Exactly as written, return the entries below, minus any pictures.
-------- Record extracts --------
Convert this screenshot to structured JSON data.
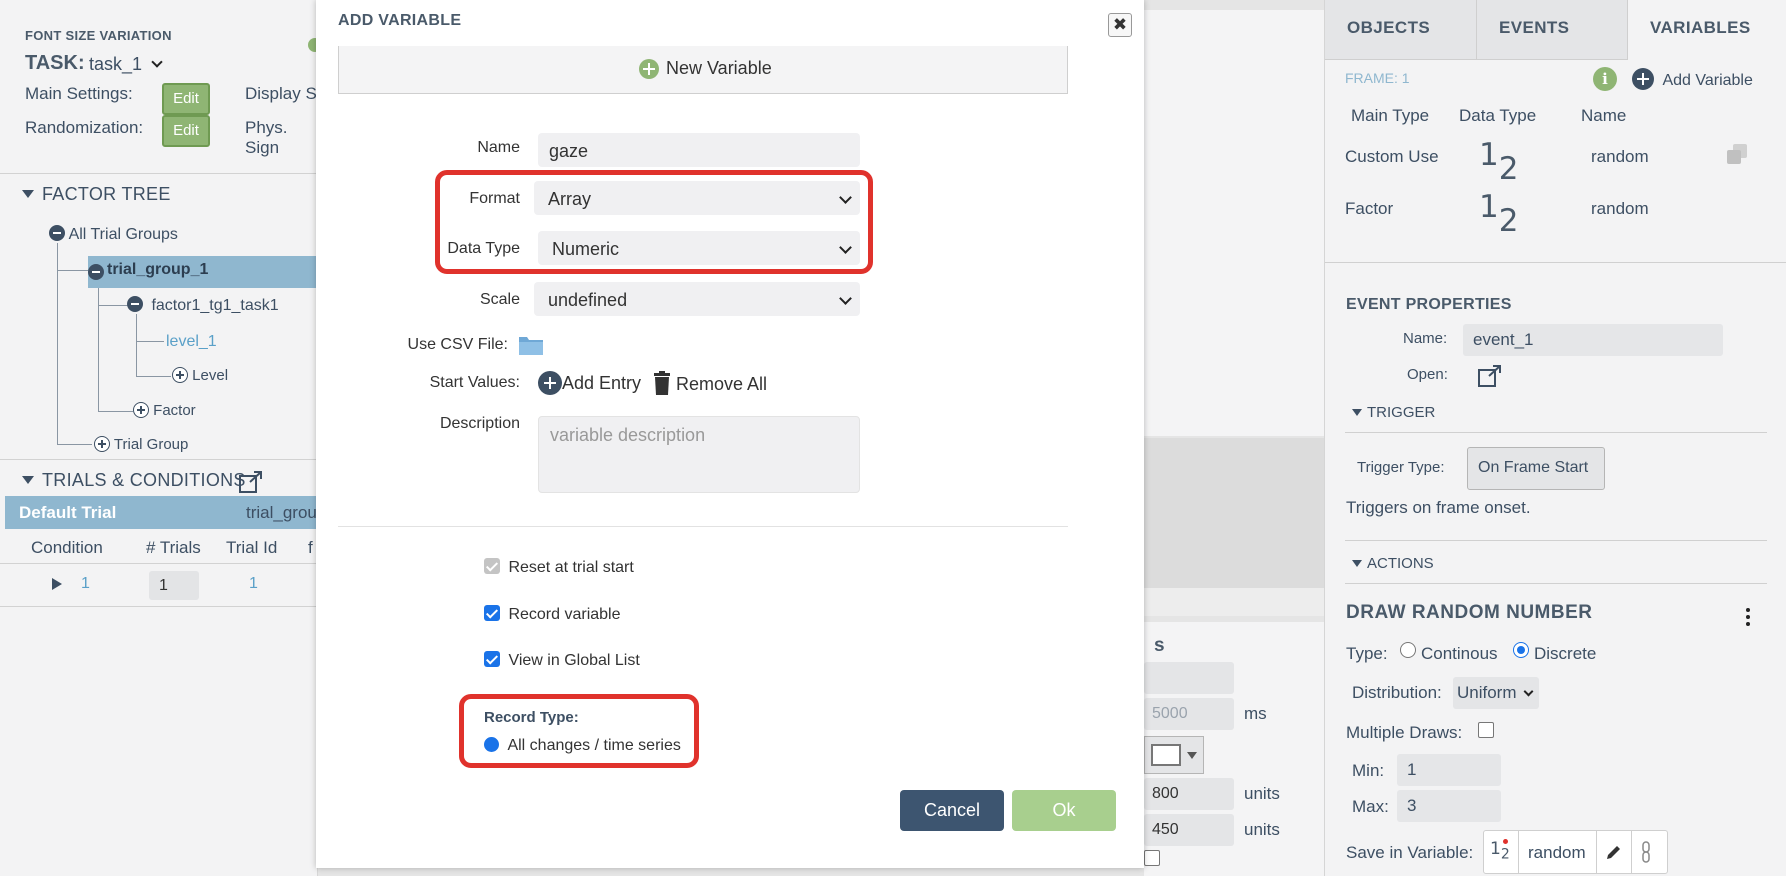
{
  "left": {
    "subtitle": "FONT SIZE VARIATION",
    "task_label": "TASK:",
    "task_value": "task_1",
    "main_settings_label": "Main Settings:",
    "randomization_label": "Randomization:",
    "edit_label": "Edit",
    "display_partial": "Display S",
    "phys_partial": "Phys. Sign",
    "factor_tree_title": "FACTOR TREE",
    "tree": {
      "all_trial_groups": "All Trial Groups",
      "trial_group_1": "trial_group_1",
      "factor": "factor1_tg1_task1",
      "level_1": "level_1",
      "add_level": "Level",
      "add_factor": "Factor",
      "add_trial_group": "Trial Group"
    },
    "trials_title": "TRIALS & CONDITIONS",
    "default_trial": "Default Trial",
    "default_trial_group": "trial_grou",
    "columns": [
      "Condition",
      "# Trials",
      "Trial Id",
      "f"
    ],
    "row": {
      "condition": "1",
      "trials": "1",
      "trial_id": "1"
    }
  },
  "modal": {
    "title": "ADD VARIABLE",
    "new_variable": "New Variable",
    "name_label": "Name",
    "name_value": "gaze",
    "format_label": "Format",
    "format_value": "Array",
    "data_type_label": "Data Type",
    "data_type_value": "Numeric",
    "scale_label": "Scale",
    "scale_value": "undefined",
    "csv_label": "Use CSV File:",
    "start_values_label": "Start Values:",
    "add_entry": "Add Entry",
    "remove_all": "Remove All",
    "description_label": "Description",
    "description_placeholder": "variable description",
    "reset_label": "Reset at trial start",
    "record_label": "Record variable",
    "view_label": "View in Global List",
    "record_type_label": "Record Type:",
    "record_type_value": "All changes / time series",
    "cancel": "Cancel",
    "ok": "Ok"
  },
  "behind": {
    "value_5000": "5000",
    "ms": "ms",
    "value_800": "800",
    "value_450": "450",
    "units": "units",
    "partial_s": "s"
  },
  "right": {
    "tabs": [
      "OBJECTS",
      "EVENTS",
      "VARIABLES"
    ],
    "frame_label": "FRAME: 1",
    "add_variable": "Add Variable",
    "col_main_type": "Main Type",
    "col_data_type": "Data Type",
    "col_name": "Name",
    "rows": [
      {
        "main_type": "Custom Use",
        "digit_a": "1",
        "digit_b": "2",
        "name": "random"
      },
      {
        "main_type": "Factor",
        "digit_a": "1",
        "digit_b": "2",
        "name": "random"
      }
    ],
    "event_properties": "EVENT PROPERTIES",
    "name_label": "Name:",
    "name_value": "event_1",
    "open_label": "Open:",
    "trigger": "TRIGGER",
    "trigger_type_label": "Trigger Type:",
    "trigger_type_value": "On Frame Start",
    "trigger_desc": "Triggers on frame onset.",
    "actions": "ACTIONS",
    "action_title": "DRAW RANDOM NUMBER",
    "type_label": "Type:",
    "type_continous": "Continous",
    "type_discrete": "Discrete",
    "distribution_label": "Distribution:",
    "distribution_value": "Uniform",
    "multiple_draws_label": "Multiple Draws:",
    "min_label": "Min:",
    "min_value": "1",
    "max_label": "Max:",
    "max_value": "3",
    "save_label": "Save in Variable:",
    "save_var": "random"
  }
}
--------
▶ [Solution to this exercise]:
Convert this screenshot to structured JSON data.
{
  "left": {
    "subtitle": "FONT SIZE VARIATION",
    "task_label": "TASK:",
    "task_value": "task_1",
    "main_settings_label": "Main Settings:",
    "randomization_label": "Randomization:",
    "edit_label": "Edit",
    "display_partial": "Display S",
    "phys_partial": "Phys. Sign",
    "factor_tree_title": "FACTOR TREE",
    "tree": {
      "all_trial_groups": "All Trial Groups",
      "trial_group_1": "trial_group_1",
      "factor": "factor1_tg1_task1",
      "level_1": "level_1",
      "add_level": "Level",
      "add_factor": "Factor",
      "add_trial_group": "Trial Group"
    },
    "trials_title": "TRIALS & CONDITIONS",
    "default_trial": "Default Trial",
    "default_trial_group": "trial_grou",
    "columns": [
      "Condition",
      "# Trials",
      "Trial Id",
      "f"
    ],
    "row": {
      "condition": "1",
      "trials": "1",
      "trial_id": "1"
    }
  },
  "modal": {
    "title": "ADD VARIABLE",
    "new_variable": "New Variable",
    "name_label": "Name",
    "name_value": "gaze",
    "format_label": "Format",
    "format_value": "Array",
    "data_type_label": "Data Type",
    "data_type_value": "Numeric",
    "scale_label": "Scale",
    "scale_value": "undefined",
    "csv_label": "Use CSV File:",
    "start_values_label": "Start Values:",
    "add_entry": "Add Entry",
    "remove_all": "Remove All",
    "description_label": "Description",
    "description_placeholder": "variable description",
    "reset_label": "Reset at trial start",
    "record_label": "Record variable",
    "view_label": "View in Global List",
    "record_type_label": "Record Type:",
    "record_type_value": "All changes / time series",
    "cancel": "Cancel",
    "ok": "Ok"
  },
  "behind": {
    "value_5000": "5000",
    "ms": "ms",
    "value_800": "800",
    "value_450": "450",
    "units": "units",
    "partial_s": "s"
  },
  "right": {
    "tabs": [
      "OBJECTS",
      "EVENTS",
      "VARIABLES"
    ],
    "frame_label": "FRAME: 1",
    "add_variable": "Add Variable",
    "col_main_type": "Main Type",
    "col_data_type": "Data Type",
    "col_name": "Name",
    "rows": [
      {
        "main_type": "Custom Use",
        "digit_a": "1",
        "digit_b": "2",
        "name": "random"
      },
      {
        "main_type": "Factor",
        "digit_a": "1",
        "digit_b": "2",
        "name": "random"
      }
    ],
    "event_properties": "EVENT PROPERTIES",
    "name_label": "Name:",
    "name_value": "event_1",
    "open_label": "Open:",
    "trigger": "TRIGGER",
    "trigger_type_label": "Trigger Type:",
    "trigger_type_value": "On Frame Start",
    "trigger_desc": "Triggers on frame onset.",
    "actions": "ACTIONS",
    "action_title": "DRAW RANDOM NUMBER",
    "type_label": "Type:",
    "type_continous": "Continous",
    "type_discrete": "Discrete",
    "distribution_label": "Distribution:",
    "distribution_value": "Uniform",
    "multiple_draws_label": "Multiple Draws:",
    "min_label": "Min:",
    "min_value": "1",
    "max_label": "Max:",
    "max_value": "3",
    "save_label": "Save in Variable:",
    "save_var": "random"
  }
}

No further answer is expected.